▶ **WORK ITEM**
Return all of the data exactly, omitting any images.

.....

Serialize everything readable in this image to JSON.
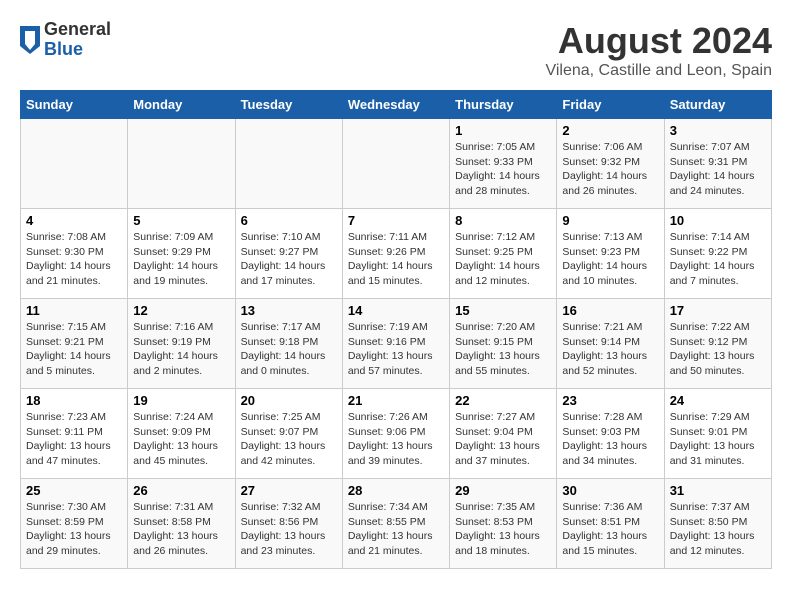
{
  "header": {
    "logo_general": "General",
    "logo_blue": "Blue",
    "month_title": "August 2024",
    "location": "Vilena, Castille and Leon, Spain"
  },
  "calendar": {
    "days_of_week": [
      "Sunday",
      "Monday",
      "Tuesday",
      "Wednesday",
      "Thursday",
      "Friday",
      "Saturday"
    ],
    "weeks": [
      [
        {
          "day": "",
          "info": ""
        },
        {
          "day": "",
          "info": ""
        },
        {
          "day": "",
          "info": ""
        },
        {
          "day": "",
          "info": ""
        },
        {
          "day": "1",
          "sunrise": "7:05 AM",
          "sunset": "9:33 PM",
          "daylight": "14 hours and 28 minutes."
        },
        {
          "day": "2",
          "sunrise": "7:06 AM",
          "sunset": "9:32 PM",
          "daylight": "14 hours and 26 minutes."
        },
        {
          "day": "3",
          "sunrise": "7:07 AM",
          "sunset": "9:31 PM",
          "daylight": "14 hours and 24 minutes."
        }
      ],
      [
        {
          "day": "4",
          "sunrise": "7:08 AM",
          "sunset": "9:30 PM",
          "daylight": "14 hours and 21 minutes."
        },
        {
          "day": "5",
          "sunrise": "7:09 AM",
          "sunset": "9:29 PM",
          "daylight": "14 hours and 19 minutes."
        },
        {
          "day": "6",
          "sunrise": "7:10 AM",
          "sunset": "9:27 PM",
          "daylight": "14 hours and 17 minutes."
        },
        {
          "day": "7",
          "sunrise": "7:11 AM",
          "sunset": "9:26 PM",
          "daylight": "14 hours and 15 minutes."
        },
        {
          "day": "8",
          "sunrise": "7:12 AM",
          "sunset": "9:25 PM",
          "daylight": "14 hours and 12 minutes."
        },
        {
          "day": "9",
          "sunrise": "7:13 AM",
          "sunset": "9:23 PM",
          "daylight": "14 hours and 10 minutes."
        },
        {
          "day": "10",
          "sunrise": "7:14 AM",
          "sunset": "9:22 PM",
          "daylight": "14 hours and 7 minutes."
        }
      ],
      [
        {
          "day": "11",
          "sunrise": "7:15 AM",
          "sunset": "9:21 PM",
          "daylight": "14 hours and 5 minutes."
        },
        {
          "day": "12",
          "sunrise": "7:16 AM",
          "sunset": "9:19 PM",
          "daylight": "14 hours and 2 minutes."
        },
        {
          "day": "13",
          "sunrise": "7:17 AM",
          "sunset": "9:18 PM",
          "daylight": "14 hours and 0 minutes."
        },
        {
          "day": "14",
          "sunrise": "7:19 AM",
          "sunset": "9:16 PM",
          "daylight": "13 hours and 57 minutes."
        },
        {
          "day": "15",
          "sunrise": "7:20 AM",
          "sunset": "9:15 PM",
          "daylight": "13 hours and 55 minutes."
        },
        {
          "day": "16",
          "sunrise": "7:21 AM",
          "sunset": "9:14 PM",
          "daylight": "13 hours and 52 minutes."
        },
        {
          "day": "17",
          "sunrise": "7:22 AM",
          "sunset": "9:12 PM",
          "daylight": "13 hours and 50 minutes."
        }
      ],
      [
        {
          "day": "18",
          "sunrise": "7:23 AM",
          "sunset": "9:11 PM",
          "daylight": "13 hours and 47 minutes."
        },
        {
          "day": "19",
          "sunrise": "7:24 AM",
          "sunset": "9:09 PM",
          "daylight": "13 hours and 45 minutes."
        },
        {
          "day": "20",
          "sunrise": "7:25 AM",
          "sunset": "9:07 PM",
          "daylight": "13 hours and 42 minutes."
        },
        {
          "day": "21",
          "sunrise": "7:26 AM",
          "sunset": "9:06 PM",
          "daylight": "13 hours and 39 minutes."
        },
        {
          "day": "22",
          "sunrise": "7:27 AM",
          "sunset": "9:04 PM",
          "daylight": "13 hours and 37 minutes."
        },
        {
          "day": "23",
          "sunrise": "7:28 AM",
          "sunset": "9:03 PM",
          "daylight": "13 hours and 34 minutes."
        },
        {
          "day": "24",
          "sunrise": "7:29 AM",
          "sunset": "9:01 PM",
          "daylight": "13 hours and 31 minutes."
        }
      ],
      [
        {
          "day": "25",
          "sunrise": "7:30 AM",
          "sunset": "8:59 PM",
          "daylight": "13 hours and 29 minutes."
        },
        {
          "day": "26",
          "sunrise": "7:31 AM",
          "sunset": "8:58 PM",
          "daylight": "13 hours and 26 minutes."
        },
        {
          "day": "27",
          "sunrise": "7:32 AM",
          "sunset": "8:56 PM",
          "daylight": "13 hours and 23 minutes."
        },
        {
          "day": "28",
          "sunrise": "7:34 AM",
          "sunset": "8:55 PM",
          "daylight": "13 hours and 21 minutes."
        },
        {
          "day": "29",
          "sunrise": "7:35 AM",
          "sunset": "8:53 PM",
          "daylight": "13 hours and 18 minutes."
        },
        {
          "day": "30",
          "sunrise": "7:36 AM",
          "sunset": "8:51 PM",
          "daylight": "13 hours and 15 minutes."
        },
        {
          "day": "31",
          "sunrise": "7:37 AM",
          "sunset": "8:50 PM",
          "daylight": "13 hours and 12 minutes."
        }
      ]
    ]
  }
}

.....

▶ **ANSWER SPACE**
Serialize everything readable in this image to JSON.
{
  "header": {
    "logo_general": "General",
    "logo_blue": "Blue",
    "month_title": "August 2024",
    "location": "Vilena, Castille and Leon, Spain"
  },
  "calendar": {
    "days_of_week": [
      "Sunday",
      "Monday",
      "Tuesday",
      "Wednesday",
      "Thursday",
      "Friday",
      "Saturday"
    ],
    "weeks": [
      [
        {
          "day": "",
          "info": ""
        },
        {
          "day": "",
          "info": ""
        },
        {
          "day": "",
          "info": ""
        },
        {
          "day": "",
          "info": ""
        },
        {
          "day": "1",
          "sunrise": "7:05 AM",
          "sunset": "9:33 PM",
          "daylight": "14 hours and 28 minutes."
        },
        {
          "day": "2",
          "sunrise": "7:06 AM",
          "sunset": "9:32 PM",
          "daylight": "14 hours and 26 minutes."
        },
        {
          "day": "3",
          "sunrise": "7:07 AM",
          "sunset": "9:31 PM",
          "daylight": "14 hours and 24 minutes."
        }
      ],
      [
        {
          "day": "4",
          "sunrise": "7:08 AM",
          "sunset": "9:30 PM",
          "daylight": "14 hours and 21 minutes."
        },
        {
          "day": "5",
          "sunrise": "7:09 AM",
          "sunset": "9:29 PM",
          "daylight": "14 hours and 19 minutes."
        },
        {
          "day": "6",
          "sunrise": "7:10 AM",
          "sunset": "9:27 PM",
          "daylight": "14 hours and 17 minutes."
        },
        {
          "day": "7",
          "sunrise": "7:11 AM",
          "sunset": "9:26 PM",
          "daylight": "14 hours and 15 minutes."
        },
        {
          "day": "8",
          "sunrise": "7:12 AM",
          "sunset": "9:25 PM",
          "daylight": "14 hours and 12 minutes."
        },
        {
          "day": "9",
          "sunrise": "7:13 AM",
          "sunset": "9:23 PM",
          "daylight": "14 hours and 10 minutes."
        },
        {
          "day": "10",
          "sunrise": "7:14 AM",
          "sunset": "9:22 PM",
          "daylight": "14 hours and 7 minutes."
        }
      ],
      [
        {
          "day": "11",
          "sunrise": "7:15 AM",
          "sunset": "9:21 PM",
          "daylight": "14 hours and 5 minutes."
        },
        {
          "day": "12",
          "sunrise": "7:16 AM",
          "sunset": "9:19 PM",
          "daylight": "14 hours and 2 minutes."
        },
        {
          "day": "13",
          "sunrise": "7:17 AM",
          "sunset": "9:18 PM",
          "daylight": "14 hours and 0 minutes."
        },
        {
          "day": "14",
          "sunrise": "7:19 AM",
          "sunset": "9:16 PM",
          "daylight": "13 hours and 57 minutes."
        },
        {
          "day": "15",
          "sunrise": "7:20 AM",
          "sunset": "9:15 PM",
          "daylight": "13 hours and 55 minutes."
        },
        {
          "day": "16",
          "sunrise": "7:21 AM",
          "sunset": "9:14 PM",
          "daylight": "13 hours and 52 minutes."
        },
        {
          "day": "17",
          "sunrise": "7:22 AM",
          "sunset": "9:12 PM",
          "daylight": "13 hours and 50 minutes."
        }
      ],
      [
        {
          "day": "18",
          "sunrise": "7:23 AM",
          "sunset": "9:11 PM",
          "daylight": "13 hours and 47 minutes."
        },
        {
          "day": "19",
          "sunrise": "7:24 AM",
          "sunset": "9:09 PM",
          "daylight": "13 hours and 45 minutes."
        },
        {
          "day": "20",
          "sunrise": "7:25 AM",
          "sunset": "9:07 PM",
          "daylight": "13 hours and 42 minutes."
        },
        {
          "day": "21",
          "sunrise": "7:26 AM",
          "sunset": "9:06 PM",
          "daylight": "13 hours and 39 minutes."
        },
        {
          "day": "22",
          "sunrise": "7:27 AM",
          "sunset": "9:04 PM",
          "daylight": "13 hours and 37 minutes."
        },
        {
          "day": "23",
          "sunrise": "7:28 AM",
          "sunset": "9:03 PM",
          "daylight": "13 hours and 34 minutes."
        },
        {
          "day": "24",
          "sunrise": "7:29 AM",
          "sunset": "9:01 PM",
          "daylight": "13 hours and 31 minutes."
        }
      ],
      [
        {
          "day": "25",
          "sunrise": "7:30 AM",
          "sunset": "8:59 PM",
          "daylight": "13 hours and 29 minutes."
        },
        {
          "day": "26",
          "sunrise": "7:31 AM",
          "sunset": "8:58 PM",
          "daylight": "13 hours and 26 minutes."
        },
        {
          "day": "27",
          "sunrise": "7:32 AM",
          "sunset": "8:56 PM",
          "daylight": "13 hours and 23 minutes."
        },
        {
          "day": "28",
          "sunrise": "7:34 AM",
          "sunset": "8:55 PM",
          "daylight": "13 hours and 21 minutes."
        },
        {
          "day": "29",
          "sunrise": "7:35 AM",
          "sunset": "8:53 PM",
          "daylight": "13 hours and 18 minutes."
        },
        {
          "day": "30",
          "sunrise": "7:36 AM",
          "sunset": "8:51 PM",
          "daylight": "13 hours and 15 minutes."
        },
        {
          "day": "31",
          "sunrise": "7:37 AM",
          "sunset": "8:50 PM",
          "daylight": "13 hours and 12 minutes."
        }
      ]
    ]
  }
}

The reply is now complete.